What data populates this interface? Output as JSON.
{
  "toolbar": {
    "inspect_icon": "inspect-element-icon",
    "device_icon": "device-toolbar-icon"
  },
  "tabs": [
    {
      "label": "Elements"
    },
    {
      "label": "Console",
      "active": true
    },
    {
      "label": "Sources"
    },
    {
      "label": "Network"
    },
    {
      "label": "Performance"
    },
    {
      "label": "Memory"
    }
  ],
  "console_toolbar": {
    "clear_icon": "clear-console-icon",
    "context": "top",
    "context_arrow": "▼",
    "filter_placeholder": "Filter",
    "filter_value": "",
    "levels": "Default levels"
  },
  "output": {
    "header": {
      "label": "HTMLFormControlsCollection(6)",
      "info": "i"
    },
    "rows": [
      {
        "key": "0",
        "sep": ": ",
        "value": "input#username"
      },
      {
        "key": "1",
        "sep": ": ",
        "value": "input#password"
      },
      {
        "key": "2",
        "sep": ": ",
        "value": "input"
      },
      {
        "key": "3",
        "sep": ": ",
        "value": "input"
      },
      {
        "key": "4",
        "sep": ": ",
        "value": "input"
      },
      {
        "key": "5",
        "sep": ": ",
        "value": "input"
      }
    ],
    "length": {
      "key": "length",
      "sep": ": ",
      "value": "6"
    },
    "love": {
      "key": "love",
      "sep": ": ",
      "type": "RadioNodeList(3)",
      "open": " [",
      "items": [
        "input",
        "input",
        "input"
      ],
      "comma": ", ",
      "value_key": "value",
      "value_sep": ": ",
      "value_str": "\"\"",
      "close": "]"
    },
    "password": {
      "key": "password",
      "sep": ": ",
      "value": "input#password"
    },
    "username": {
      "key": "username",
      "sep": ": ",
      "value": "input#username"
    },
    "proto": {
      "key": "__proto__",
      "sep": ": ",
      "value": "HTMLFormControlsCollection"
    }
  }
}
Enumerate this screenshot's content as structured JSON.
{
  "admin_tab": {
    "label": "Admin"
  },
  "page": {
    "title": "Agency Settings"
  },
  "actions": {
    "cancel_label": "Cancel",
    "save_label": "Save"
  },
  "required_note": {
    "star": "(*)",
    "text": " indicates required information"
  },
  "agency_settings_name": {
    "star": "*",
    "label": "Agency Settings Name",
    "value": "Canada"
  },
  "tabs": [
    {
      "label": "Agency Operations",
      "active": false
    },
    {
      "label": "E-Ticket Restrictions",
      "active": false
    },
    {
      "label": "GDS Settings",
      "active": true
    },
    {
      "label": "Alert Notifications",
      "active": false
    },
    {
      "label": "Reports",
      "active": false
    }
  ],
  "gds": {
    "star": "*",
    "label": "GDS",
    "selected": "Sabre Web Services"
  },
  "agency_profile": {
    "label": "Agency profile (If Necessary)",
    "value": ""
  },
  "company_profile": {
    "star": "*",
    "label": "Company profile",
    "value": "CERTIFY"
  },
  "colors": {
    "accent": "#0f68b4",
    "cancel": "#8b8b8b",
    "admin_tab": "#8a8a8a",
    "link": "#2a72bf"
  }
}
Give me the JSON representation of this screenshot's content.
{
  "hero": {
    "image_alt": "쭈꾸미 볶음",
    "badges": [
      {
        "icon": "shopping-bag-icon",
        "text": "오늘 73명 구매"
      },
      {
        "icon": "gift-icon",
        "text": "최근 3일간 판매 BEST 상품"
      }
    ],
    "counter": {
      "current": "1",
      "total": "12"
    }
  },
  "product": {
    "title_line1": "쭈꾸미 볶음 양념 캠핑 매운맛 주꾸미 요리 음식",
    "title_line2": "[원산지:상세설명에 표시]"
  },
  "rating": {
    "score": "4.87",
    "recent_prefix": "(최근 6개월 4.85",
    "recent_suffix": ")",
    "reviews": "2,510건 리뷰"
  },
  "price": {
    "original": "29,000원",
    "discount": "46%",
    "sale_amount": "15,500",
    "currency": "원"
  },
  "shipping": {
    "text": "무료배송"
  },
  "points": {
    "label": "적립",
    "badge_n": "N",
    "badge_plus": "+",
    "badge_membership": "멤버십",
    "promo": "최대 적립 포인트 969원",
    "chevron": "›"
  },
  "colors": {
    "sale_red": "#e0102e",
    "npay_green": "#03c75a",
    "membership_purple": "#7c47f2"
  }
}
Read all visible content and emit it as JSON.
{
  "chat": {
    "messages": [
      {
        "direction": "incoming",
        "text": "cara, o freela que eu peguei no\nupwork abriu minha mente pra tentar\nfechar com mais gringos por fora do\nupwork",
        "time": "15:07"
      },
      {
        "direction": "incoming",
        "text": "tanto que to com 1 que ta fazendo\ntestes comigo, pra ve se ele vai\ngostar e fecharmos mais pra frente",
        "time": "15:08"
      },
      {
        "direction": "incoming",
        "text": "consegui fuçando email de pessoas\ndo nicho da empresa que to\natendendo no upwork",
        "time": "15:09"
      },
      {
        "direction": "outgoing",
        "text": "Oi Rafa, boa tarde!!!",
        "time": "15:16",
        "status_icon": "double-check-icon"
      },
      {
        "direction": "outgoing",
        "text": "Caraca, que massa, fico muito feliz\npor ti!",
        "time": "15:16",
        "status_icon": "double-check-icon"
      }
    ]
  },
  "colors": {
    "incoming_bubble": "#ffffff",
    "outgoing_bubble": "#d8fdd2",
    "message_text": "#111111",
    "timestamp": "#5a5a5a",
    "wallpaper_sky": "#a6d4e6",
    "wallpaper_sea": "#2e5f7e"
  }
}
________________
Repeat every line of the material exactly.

What data populates this interface? Output as JSON.
{
  "toolbar": {
    "inspect_icon": "inspect-element-icon",
    "device_icon": "device-toolbar-icon"
  },
  "tabs": [
    {
      "label": "Elements"
    },
    {
      "label": "Console",
      "active": true
    },
    {
      "label": "Sources"
    },
    {
      "label": "Network"
    },
    {
      "label": "Performance"
    },
    {
      "label": "Memory"
    }
  ],
  "console_toolbar": {
    "clear_icon": "clear-console-icon",
    "context": "top",
    "context_arrow": "▼",
    "filter_placeholder": "Filter",
    "filter_value": "",
    "levels": "Default levels"
  },
  "output": {
    "header": {
      "label": "HTMLFormControlsCollection(6)",
      "info": "i"
    },
    "rows": [
      {
        "key": "0",
        "sep": ": ",
        "value": "input#username"
      },
      {
        "key": "1",
        "sep": ": ",
        "value": "input#password"
      },
      {
        "key": "2",
        "sep": ": ",
        "value": "input"
      },
      {
        "key": "3",
        "sep": ": ",
        "value": "input"
      },
      {
        "key": "4",
        "sep": ": ",
        "value": "input"
      },
      {
        "key": "5",
        "sep": ": ",
        "value": "input"
      }
    ],
    "length": {
      "key": "length",
      "sep": ": ",
      "value": "6"
    },
    "love": {
      "key": "love",
      "sep": ": ",
      "type": "RadioNodeList(3)",
      "open": " [",
      "items": [
        "input",
        "input",
        "input"
      ],
      "comma": ", ",
      "value_key": "value",
      "value_sep": ": ",
      "value_str": "\"\"",
      "close": "]"
    },
    "password": {
      "key": "password",
      "sep": ": ",
      "value": "input#password"
    },
    "username": {
      "key": "username",
      "sep": ": ",
      "value": "input#username"
    },
    "proto": {
      "key": "__proto__",
      "sep": ": ",
      "value": "HTMLFormControlsCollection"
    }
  }
}
Enumerate this screenshot's content as structured JSON.
{
  "admin_tab": {
    "label": "Admin"
  },
  "page": {
    "title": "Agency Settings"
  },
  "actions": {
    "cancel_label": "Cancel",
    "save_label": "Save"
  },
  "required_note": {
    "star": "(*)",
    "text": " indicates required information"
  },
  "agency_settings_name": {
    "star": "*",
    "label": "Agency Settings Name",
    "value": "Canada"
  },
  "tabs": [
    {
      "label": "Agency Operations",
      "active": false
    },
    {
      "label": "E-Ticket Restrictions",
      "active": false
    },
    {
      "label": "GDS Settings",
      "active": true
    },
    {
      "label": "Alert Notifications",
      "active": false
    },
    {
      "label": "Reports",
      "active": false
    }
  ],
  "gds": {
    "star": "*",
    "label": "GDS",
    "selected": "Sabre Web Services"
  },
  "agency_profile": {
    "label": "Agency profile (If Necessary)",
    "value": ""
  },
  "company_profile": {
    "star": "*",
    "label": "Company profile",
    "value": "CERTIFY"
  },
  "colors": {
    "accent": "#0f68b4",
    "cancel": "#8b8b8b",
    "admin_tab": "#8a8a8a",
    "link": "#2a72bf"
  }
}
Give me the JSON representation of this screenshot's content.
{
  "hero": {
    "image_alt": "쭈꾸미 볶음",
    "badges": [
      {
        "icon": "shopping-bag-icon",
        "text": "오늘 73명 구매"
      },
      {
        "icon": "gift-icon",
        "text": "최근 3일간 판매 BEST 상품"
      }
    ],
    "counter": {
      "current": "1",
      "total": "12"
    }
  },
  "product": {
    "title_line1": "쭈꾸미 볶음 양념 캠핑 매운맛 주꾸미 요리 음식",
    "title_line2": "[원산지:상세설명에 표시]"
  },
  "rating": {
    "score": "4.87",
    "recent_prefix": "(최근 6개월 4.85",
    "recent_suffix": ")",
    "reviews": "2,510건 리뷰"
  },
  "price": {
    "original": "29,000원",
    "discount": "46%",
    "sale_amount": "15,500",
    "currency": "원"
  },
  "shipping": {
    "text": "무료배송"
  },
  "points": {
    "label": "적립",
    "badge_n": "N",
    "badge_plus": "+",
    "badge_membership": "멤버십",
    "promo": "최대 적립 포인트 969원",
    "chevron": "›"
  },
  "colors": {
    "sale_red": "#e0102e",
    "npay_green": "#03c75a",
    "membership_purple": "#7c47f2"
  }
}
Read all visible content and emit it as JSON.
{
  "chat": {
    "messages": [
      {
        "direction": "incoming",
        "text": "cara, o freela que eu peguei no\nupwork abriu minha mente pra tentar\nfechar com mais gringos por fora do\nupwork",
        "time": "15:07"
      },
      {
        "direction": "incoming",
        "text": "tanto que to com 1 que ta fazendo\ntestes comigo, pra ve se ele vai\ngostar e fecharmos mais pra frente",
        "time": "15:08"
      },
      {
        "direction": "incoming",
        "text": "consegui fuçando email de pessoas\ndo nicho da empresa que to\natendendo no upwork",
        "time": "15:09"
      },
      {
        "direction": "outgoing",
        "text": "Oi Rafa, boa tarde!!!",
        "time": "15:16",
        "status_icon": "double-check-icon"
      },
      {
        "direction": "outgoing",
        "text": "Caraca, que massa, fico muito feliz\npor ti!",
        "time": "15:16",
        "status_icon": "double-check-icon"
      }
    ]
  },
  "colors": {
    "incoming_bubble": "#ffffff",
    "outgoing_bubble": "#d8fdd2",
    "message_text": "#111111",
    "timestamp": "#5a5a5a",
    "wallpaper_sky": "#a6d4e6",
    "wallpaper_sea": "#2e5f7e"
  }
}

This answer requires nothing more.